### INSTRUCTIONS FOR THE TASK
Could each record be written out again exactly as it stands?

▶

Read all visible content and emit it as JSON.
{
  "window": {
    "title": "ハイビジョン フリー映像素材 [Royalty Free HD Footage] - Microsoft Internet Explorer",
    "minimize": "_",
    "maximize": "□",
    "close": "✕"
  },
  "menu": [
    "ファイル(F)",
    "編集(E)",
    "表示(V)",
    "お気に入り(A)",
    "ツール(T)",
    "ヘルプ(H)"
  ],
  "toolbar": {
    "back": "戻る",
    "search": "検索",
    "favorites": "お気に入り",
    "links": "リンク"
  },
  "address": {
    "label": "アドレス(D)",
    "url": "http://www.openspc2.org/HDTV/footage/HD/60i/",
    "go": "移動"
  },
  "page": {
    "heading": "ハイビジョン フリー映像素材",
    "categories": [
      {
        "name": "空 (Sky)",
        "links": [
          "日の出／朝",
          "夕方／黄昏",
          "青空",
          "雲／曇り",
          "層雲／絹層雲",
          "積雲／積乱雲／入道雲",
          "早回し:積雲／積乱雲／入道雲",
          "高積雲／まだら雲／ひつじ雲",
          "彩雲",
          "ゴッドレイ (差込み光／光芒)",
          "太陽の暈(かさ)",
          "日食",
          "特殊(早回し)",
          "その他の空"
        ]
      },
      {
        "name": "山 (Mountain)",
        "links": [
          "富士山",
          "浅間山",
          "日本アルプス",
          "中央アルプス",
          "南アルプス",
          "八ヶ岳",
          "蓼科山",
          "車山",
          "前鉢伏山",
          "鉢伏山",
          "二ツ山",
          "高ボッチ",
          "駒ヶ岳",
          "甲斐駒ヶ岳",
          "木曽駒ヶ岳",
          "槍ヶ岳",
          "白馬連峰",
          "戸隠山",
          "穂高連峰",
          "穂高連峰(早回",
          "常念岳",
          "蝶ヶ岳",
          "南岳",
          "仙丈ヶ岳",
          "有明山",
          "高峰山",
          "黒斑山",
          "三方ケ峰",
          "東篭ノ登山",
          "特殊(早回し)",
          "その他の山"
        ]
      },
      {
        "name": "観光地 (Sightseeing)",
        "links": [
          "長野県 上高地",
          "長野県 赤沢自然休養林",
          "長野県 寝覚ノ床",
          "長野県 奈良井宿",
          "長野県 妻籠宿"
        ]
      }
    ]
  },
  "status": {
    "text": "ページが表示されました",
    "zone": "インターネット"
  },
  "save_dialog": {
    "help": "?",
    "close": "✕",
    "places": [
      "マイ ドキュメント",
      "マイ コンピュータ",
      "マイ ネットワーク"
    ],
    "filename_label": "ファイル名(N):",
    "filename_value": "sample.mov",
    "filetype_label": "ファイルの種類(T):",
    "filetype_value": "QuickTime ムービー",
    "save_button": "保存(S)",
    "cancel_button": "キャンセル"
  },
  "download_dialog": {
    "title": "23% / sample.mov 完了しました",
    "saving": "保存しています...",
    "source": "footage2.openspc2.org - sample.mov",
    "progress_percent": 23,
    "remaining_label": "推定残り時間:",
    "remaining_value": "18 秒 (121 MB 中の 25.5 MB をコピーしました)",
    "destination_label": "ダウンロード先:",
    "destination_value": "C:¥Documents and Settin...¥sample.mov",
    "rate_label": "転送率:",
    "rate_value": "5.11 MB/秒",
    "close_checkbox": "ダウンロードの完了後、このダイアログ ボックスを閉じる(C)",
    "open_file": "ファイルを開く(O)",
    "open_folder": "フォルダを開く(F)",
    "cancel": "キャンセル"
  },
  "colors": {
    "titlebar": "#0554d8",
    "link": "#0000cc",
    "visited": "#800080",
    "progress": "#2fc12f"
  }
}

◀

### ANSWER TO THIS TASK
Read all visible content and emit it as JSON.
{
  "window": {
    "title": "ハイビジョン フリー映像素材 [Royalty Free HD Footage] - Microsoft Internet Explorer",
    "minimize": "_",
    "maximize": "□",
    "close": "✕"
  },
  "menu": [
    "ファイル(F)",
    "編集(E)",
    "表示(V)",
    "お気に入り(A)",
    "ツール(T)",
    "ヘルプ(H)"
  ],
  "toolbar": {
    "back": "戻る",
    "search": "検索",
    "favorites": "お気に入り",
    "links": "リンク"
  },
  "address": {
    "label": "アドレス(D)",
    "url": "http://www.openspc2.org/HDTV/footage/HD/60i/",
    "go": "移動"
  },
  "page": {
    "heading": "ハイビジョン フリー映像素材",
    "categories": [
      {
        "name": "空 (Sky)",
        "links": [
          "日の出／朝",
          "夕方／黄昏",
          "青空",
          "雲／曇り",
          "層雲／絹層雲",
          "積雲／積乱雲／入道雲",
          "早回し:積雲／積乱雲／入道雲",
          "高積雲／まだら雲／ひつじ雲",
          "彩雲",
          "ゴッドレイ (差込み光／光芒)",
          "太陽の暈(かさ)",
          "日食",
          "特殊(早回し)",
          "その他の空"
        ]
      },
      {
        "name": "山 (Mountain)",
        "links": [
          "富士山",
          "浅間山",
          "日本アルプス",
          "中央アルプス",
          "南アルプス",
          "八ヶ岳",
          "蓼科山",
          "車山",
          "前鉢伏山",
          "鉢伏山",
          "二ツ山",
          "高ボッチ",
          "駒ヶ岳",
          "甲斐駒ヶ岳",
          "木曽駒ヶ岳",
          "槍ヶ岳",
          "白馬連峰",
          "戸隠山",
          "穂高連峰",
          "穂高連峰(早回",
          "常念岳",
          "蝶ヶ岳",
          "南岳",
          "仙丈ヶ岳",
          "有明山",
          "高峰山",
          "黒斑山",
          "三方ケ峰",
          "東篭ノ登山",
          "特殊(早回し)",
          "その他の山"
        ]
      },
      {
        "name": "観光地 (Sightseeing)",
        "links": [
          "長野県 上高地",
          "長野県 赤沢自然休養林",
          "長野県 寝覚ノ床",
          "長野県 奈良井宿",
          "長野県 妻籠宿"
        ]
      }
    ]
  },
  "status": {
    "text": "ページが表示されました",
    "zone": "インターネット"
  },
  "save_dialog": {
    "help": "?",
    "close": "✕",
    "places": [
      "マイ ドキュメント",
      "マイ コンピュータ",
      "マイ ネットワーク"
    ],
    "filename_label": "ファイル名(N):",
    "filename_value": "sample.mov",
    "filetype_label": "ファイルの種類(T):",
    "filetype_value": "QuickTime ムービー",
    "save_button": "保存(S)",
    "cancel_button": "キャンセル"
  },
  "download_dialog": {
    "title": "23% / sample.mov 完了しました",
    "saving": "保存しています...",
    "source": "footage2.openspc2.org - sample.mov",
    "progress_percent": 23,
    "remaining_label": "推定残り時間:",
    "remaining_value": "18 秒 (121 MB 中の 25.5 MB をコピーしました)",
    "destination_label": "ダウンロード先:",
    "destination_value": "C:¥Documents and Settin...¥sample.mov",
    "rate_label": "転送率:",
    "rate_value": "5.11 MB/秒",
    "close_checkbox": "ダウンロードの完了後、このダイアログ ボックスを閉じる(C)",
    "open_file": "ファイルを開く(O)",
    "open_folder": "フォルダを開く(F)",
    "cancel": "キャンセル"
  },
  "colors": {
    "titlebar": "#0554d8",
    "link": "#0000cc",
    "visited": "#800080",
    "progress": "#2fc12f"
  }
}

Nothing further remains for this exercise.